Marty Stuart and His Fabulous Superlatives are returning to the festival and will close the show on Saturday nights. Jimmy and we agree that, in seven years of putting on this festival, Marty and the guys gave us the best show ever. He is a one-of-a-kind performer. It's not that he's a brilliant musician or a four time Grammy Award winner that makes him so interesting. It's not that he's recorded top ten hits and has platinum and gold record album that makes him so interesting. It's not that he wrote and performed the music for a wonderful movie, "All The Pretty Horses," that makes him so interesting. It's not that he's collaborated with more or less all the major roots music figures of our time, starting when he was 14 and playing in Lester Flatt's band, that makes him so interesting. It's not that he's an award winning Country Music photojournalist that makes him so intersting. It's not that's he's got one of the best music shows on TV that makes him so interesting. It's not that he's one of the greatest guys and finest band leaders walking the face of the earth that makes him so interesting. It's all of these things. And more. There are not enough superlatives for Marty Stuart. We are extremely pleased to bring him back to our festival.

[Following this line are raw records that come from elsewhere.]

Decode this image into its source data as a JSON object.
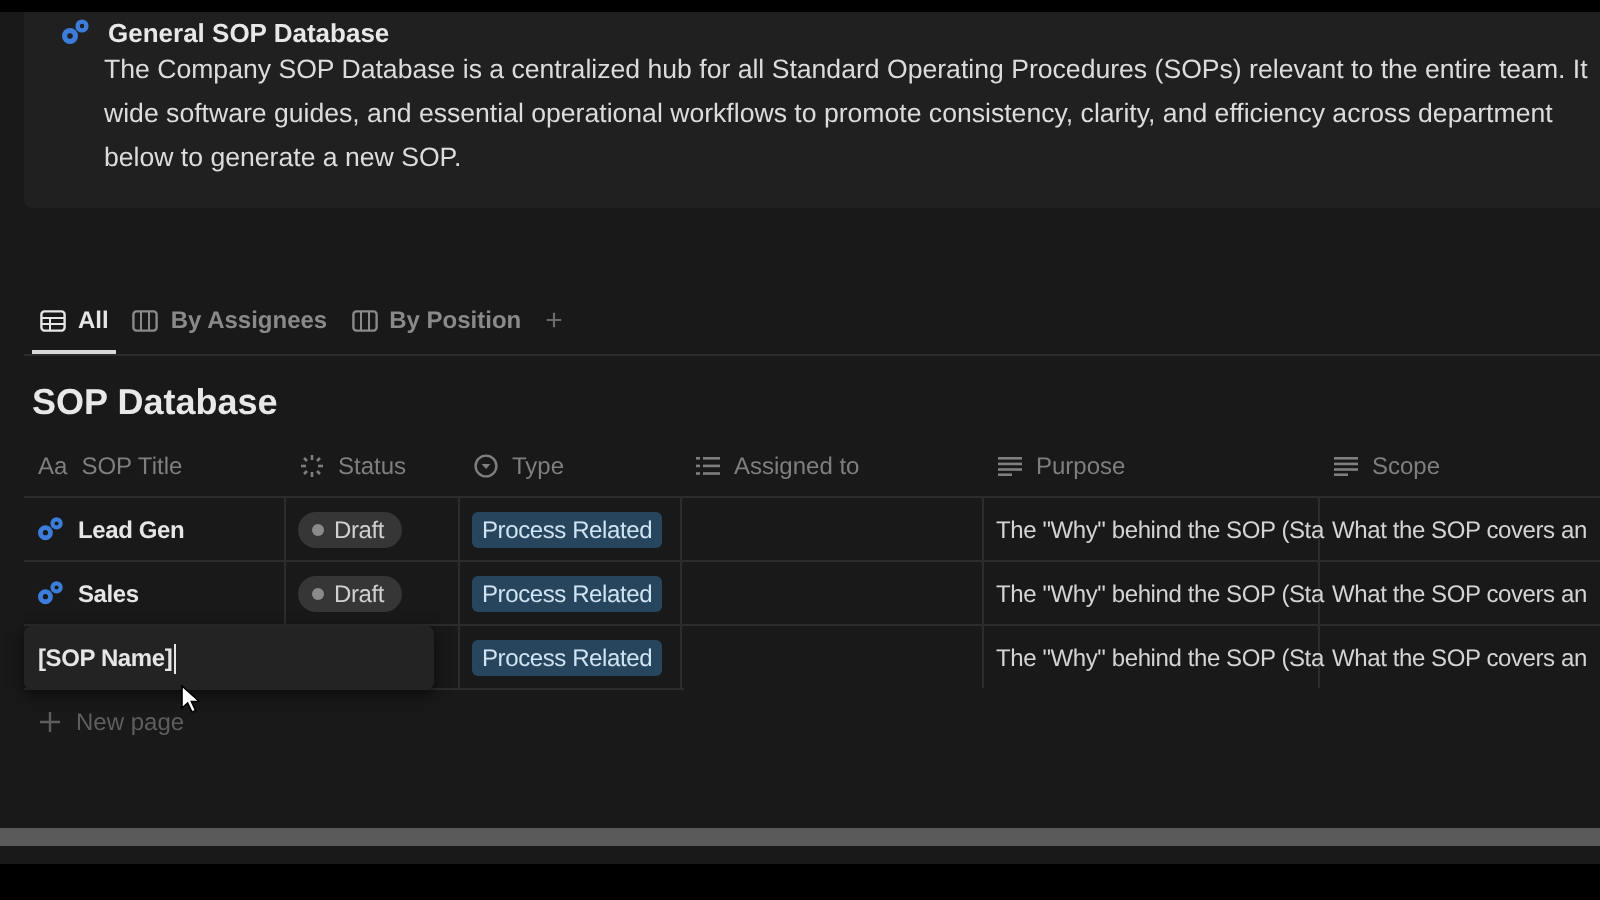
{
  "callout": {
    "title": "General SOP Database",
    "lines": [
      "The Company SOP Database is a centralized hub for all Standard Operating Procedures (SOPs) relevant to the entire team. It",
      "wide software guides, and essential operational workflows to promote consistency, clarity, and efficiency across department",
      "below to generate a new SOP."
    ]
  },
  "tabs": [
    {
      "label": "All",
      "kind": "table",
      "selected": true
    },
    {
      "label": "By Assignees",
      "kind": "board",
      "selected": false
    },
    {
      "label": "By Position",
      "kind": "board",
      "selected": false
    }
  ],
  "add_view": "+",
  "database": {
    "title": "SOP Database",
    "columns": [
      {
        "label": "SOP Title",
        "kind": "title",
        "icon_text": "Aa"
      },
      {
        "label": "Status",
        "kind": "status"
      },
      {
        "label": "Type",
        "kind": "select"
      },
      {
        "label": "Assigned to",
        "kind": "list"
      },
      {
        "label": "Purpose",
        "kind": "text"
      },
      {
        "label": "Scope",
        "kind": "text"
      }
    ],
    "rows": [
      {
        "title": "Lead Gen",
        "editing": false,
        "status": "Draft",
        "type": "Process Related",
        "purpose": "The \"Why\" behind the SOP (Sta",
        "scope": "What the SOP covers an"
      },
      {
        "title": "Sales",
        "editing": false,
        "status": "Draft",
        "type": "Process Related",
        "purpose": "The \"Why\" behind the SOP (Sta",
        "scope": "What the SOP covers an"
      },
      {
        "title": "[SOP Name]",
        "editing": true,
        "type": "Process Related",
        "purpose": "The \"Why\" behind the SOP (Sta",
        "scope": "What the SOP covers an"
      }
    ],
    "new_page": "New page"
  }
}
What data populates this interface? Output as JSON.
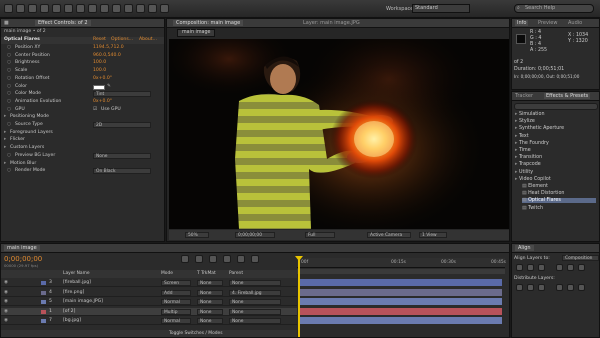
{
  "toolbar": {
    "workspace_label": "Workspace:",
    "workspace_value": "Standard",
    "search_placeholder": "Search Help"
  },
  "effect_controls": {
    "tab_label": "Effect Controls: of 2",
    "subtitle": "main image • of 2",
    "effect_name": "Optical Flares",
    "effect_links": [
      "Reset",
      "Options...",
      "About..."
    ],
    "properties": [
      {
        "label": "Position XY",
        "value": "1194.5,712.0",
        "type": "value"
      },
      {
        "label": "Center Position",
        "value": "960.0,540.0",
        "type": "value"
      },
      {
        "label": "Brightness",
        "value": "100.0",
        "type": "value"
      },
      {
        "label": "Scale",
        "value": "100.0",
        "type": "value"
      },
      {
        "label": "Rotation Offset",
        "value": "0x+0.0°",
        "type": "value"
      },
      {
        "label": "Color",
        "value": "",
        "type": "color"
      },
      {
        "label": "Color Mode",
        "value": "Tint",
        "type": "dropdown"
      },
      {
        "label": "Animation Evolution",
        "value": "0x+0.0°",
        "type": "value"
      },
      {
        "label": "GPU",
        "value": "Use GPU",
        "type": "checkbox"
      },
      {
        "label": "Positioning Mode",
        "value": "",
        "type": "group"
      },
      {
        "label": "Source Type",
        "value": "2D",
        "type": "dropdown"
      },
      {
        "label": "Foreground Layers",
        "value": "",
        "type": "group"
      },
      {
        "label": "Flicker",
        "value": "",
        "type": "group"
      },
      {
        "label": "Custom Layers",
        "value": "",
        "type": "group"
      },
      {
        "label": "Preview BG Layer",
        "value": "None",
        "type": "dropdown"
      },
      {
        "label": "Motion Blur",
        "value": "",
        "type": "group"
      },
      {
        "label": "Render Mode",
        "value": "On Black",
        "type": "dropdown"
      }
    ]
  },
  "composition": {
    "tab_label": "Composition: main image",
    "layer_tab_label": "Layer: main image.JPG",
    "comp_tab": "main image",
    "footer": {
      "zoom": "50%",
      "timecode": "0;00;00;00",
      "resolution": "Full",
      "camera": "Active Camera",
      "views": "1 View"
    }
  },
  "info": {
    "tabs": [
      "Info",
      "Preview",
      "Audio"
    ],
    "r_label": "R : 4",
    "g_label": "G : 4",
    "b_label": "B : 4",
    "a_label": "A : 255",
    "x_label": "X : 1034",
    "y_label": "Y : 1320",
    "layer_name": "of 2",
    "duration": "Duration: 0;00;51;01",
    "in_label": "In: 0;00;00;00, Out: 0;00;51;00"
  },
  "effects_presets": {
    "tabs": [
      "Tracker",
      "Effects & Presets"
    ],
    "categories": [
      "Simulation",
      "Stylize",
      "Synthetic Aperture",
      "Text",
      "The Foundry",
      "Time",
      "Transition",
      "Trapcode",
      "Utility",
      "Video Copilot"
    ],
    "subitems": [
      "Element",
      "Heat Distortion",
      "Optical Flares",
      "Twitch"
    ],
    "selected": "Optical Flares"
  },
  "timeline": {
    "tab_label": "main image",
    "timecode": "0;00;00;00",
    "fps_label": "00000 (29.97 fps)",
    "columns": [
      "Layer Name",
      "Mode",
      "T TrkMat",
      "Parent"
    ],
    "layers": [
      {
        "num": "3",
        "name": "[fireball.jpg]",
        "mode": "Screen",
        "trkmat": "None",
        "parent": "None",
        "color": "#5a6aa8"
      },
      {
        "num": "4",
        "name": "[fire.png]",
        "mode": "Add",
        "trkmat": "None",
        "parent": "4. Fireball.jpg",
        "color": "#6b6b8c"
      },
      {
        "num": "5",
        "name": "[main image.JPG]",
        "mode": "Normal",
        "trkmat": "None",
        "parent": "None",
        "color": "#6b7bb0"
      },
      {
        "num": "1",
        "name": "[of 2]",
        "mode": "Multip",
        "trkmat": "None",
        "parent": "None",
        "color": "#b8525a"
      },
      {
        "num": "7",
        "name": "[bg.jpg]",
        "mode": "Normal",
        "trkmat": "None",
        "parent": "None",
        "color": "#6b7bb0"
      }
    ],
    "ruler_marks": [
      "00f",
      "00:15s",
      "00:30s",
      "00:45s"
    ],
    "footer": "Toggle Switches / Modes"
  },
  "align": {
    "tab_label": "Align",
    "align_to_label": "Align Layers to:",
    "align_to_value": "Composition",
    "distribute_label": "Distribute Layers:"
  },
  "colors": {
    "accent_orange": "#e08a30",
    "timeline_red": "#b8525a",
    "timeline_blue": "#6b7bb0",
    "cti_yellow": "#e8c400"
  }
}
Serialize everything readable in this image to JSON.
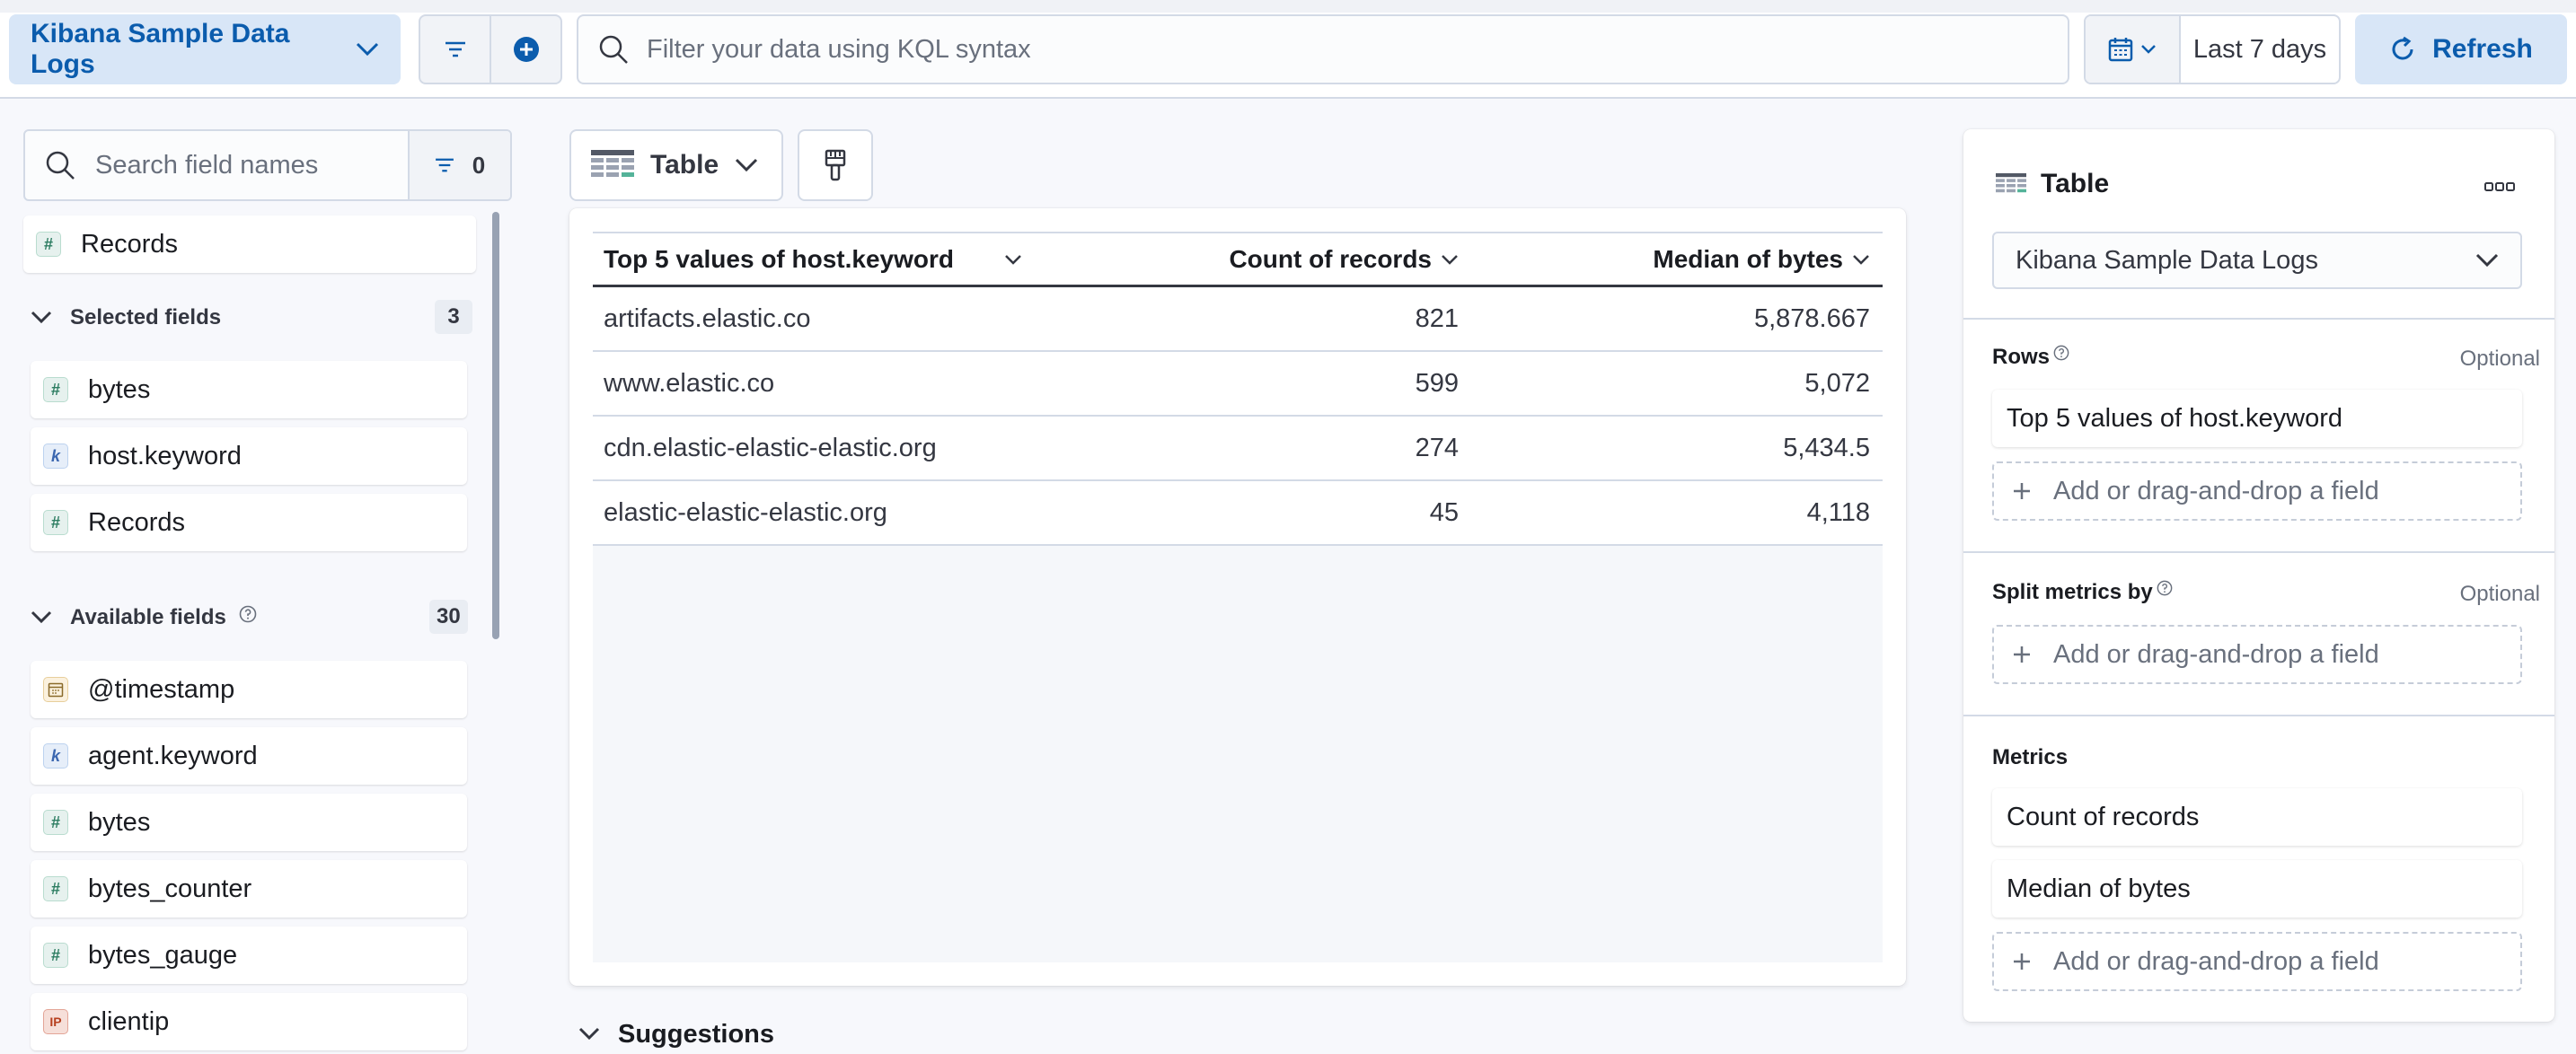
{
  "topbar": {
    "data_view": "Kibana Sample Data Logs",
    "query_placeholder": "Filter your data using KQL syntax",
    "date_range": "Last 7 days",
    "refresh_label": "Refresh"
  },
  "sidebar": {
    "search_placeholder": "Search field names",
    "filter_count": "0",
    "records_item": "Records",
    "selected": {
      "label": "Selected fields",
      "count": "3",
      "items": [
        "bytes",
        "host.keyword",
        "Records"
      ]
    },
    "available": {
      "label": "Available fields",
      "count": "30",
      "items": [
        "@timestamp",
        "agent.keyword",
        "bytes",
        "bytes_counter",
        "bytes_gauge",
        "clientip"
      ]
    }
  },
  "workspace": {
    "chart_type": "Table",
    "suggestions_label": "Suggestions",
    "table": {
      "headers": [
        "Top 5 values of host.keyword",
        "Count of records",
        "Median of bytes"
      ],
      "rows": [
        [
          "artifacts.elastic.co",
          "821",
          "5,878.667"
        ],
        [
          "www.elastic.co",
          "599",
          "5,072"
        ],
        [
          "cdn.elastic-elastic-elastic.org",
          "274",
          "5,434.5"
        ],
        [
          "elastic-elastic-elastic.org",
          "45",
          "4,118"
        ]
      ]
    }
  },
  "config": {
    "title": "Table",
    "layer_data_view": "Kibana Sample Data Logs",
    "rows": {
      "label": "Rows",
      "optional": "Optional",
      "item": "Top 5 values of host.keyword",
      "add": "Add or drag-and-drop a field"
    },
    "split": {
      "label": "Split metrics by",
      "optional": "Optional",
      "add": "Add or drag-and-drop a field"
    },
    "metrics": {
      "label": "Metrics",
      "items": [
        "Count of records",
        "Median of bytes"
      ],
      "add": "Add or drag-and-drop a field"
    }
  },
  "colors": {
    "accent": "#0b5cad",
    "accent_bg": "#d8e6f7",
    "border": "#d3dae6",
    "text": "#343741"
  },
  "icons": [
    "chevron-down-icon",
    "filter-icon",
    "plus-circle-icon",
    "search-icon",
    "calendar-icon",
    "refresh-icon",
    "table-icon",
    "brush-icon",
    "help-icon",
    "more-icon",
    "plus-icon"
  ]
}
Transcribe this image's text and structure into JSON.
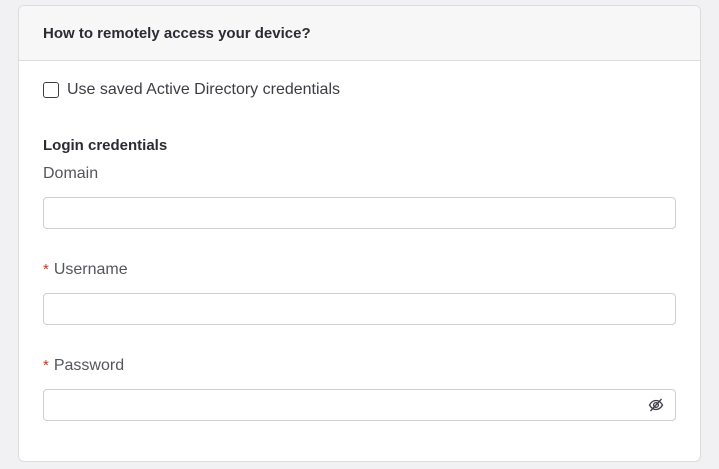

Tickets for Saturday are $45.00 for reserved seats and $35.00 for festival seating.

As you might be able to tell, we're excited and we look forward to seeing as many of you as possible at this year's Fortune Williams Music Festival. So come on out to the Frontier Culture Museum in Staunton, VA on September 25 and 26 and see some great, live music.

And finally, this just in. A study done by University of California (Irvine) proved a link exists between music and human intelligence. The authors state, "music trains the brain for higher forms of thinking." We've been saying that music makes you smarter. It turns out we were right.

Your pals, Robin and Linda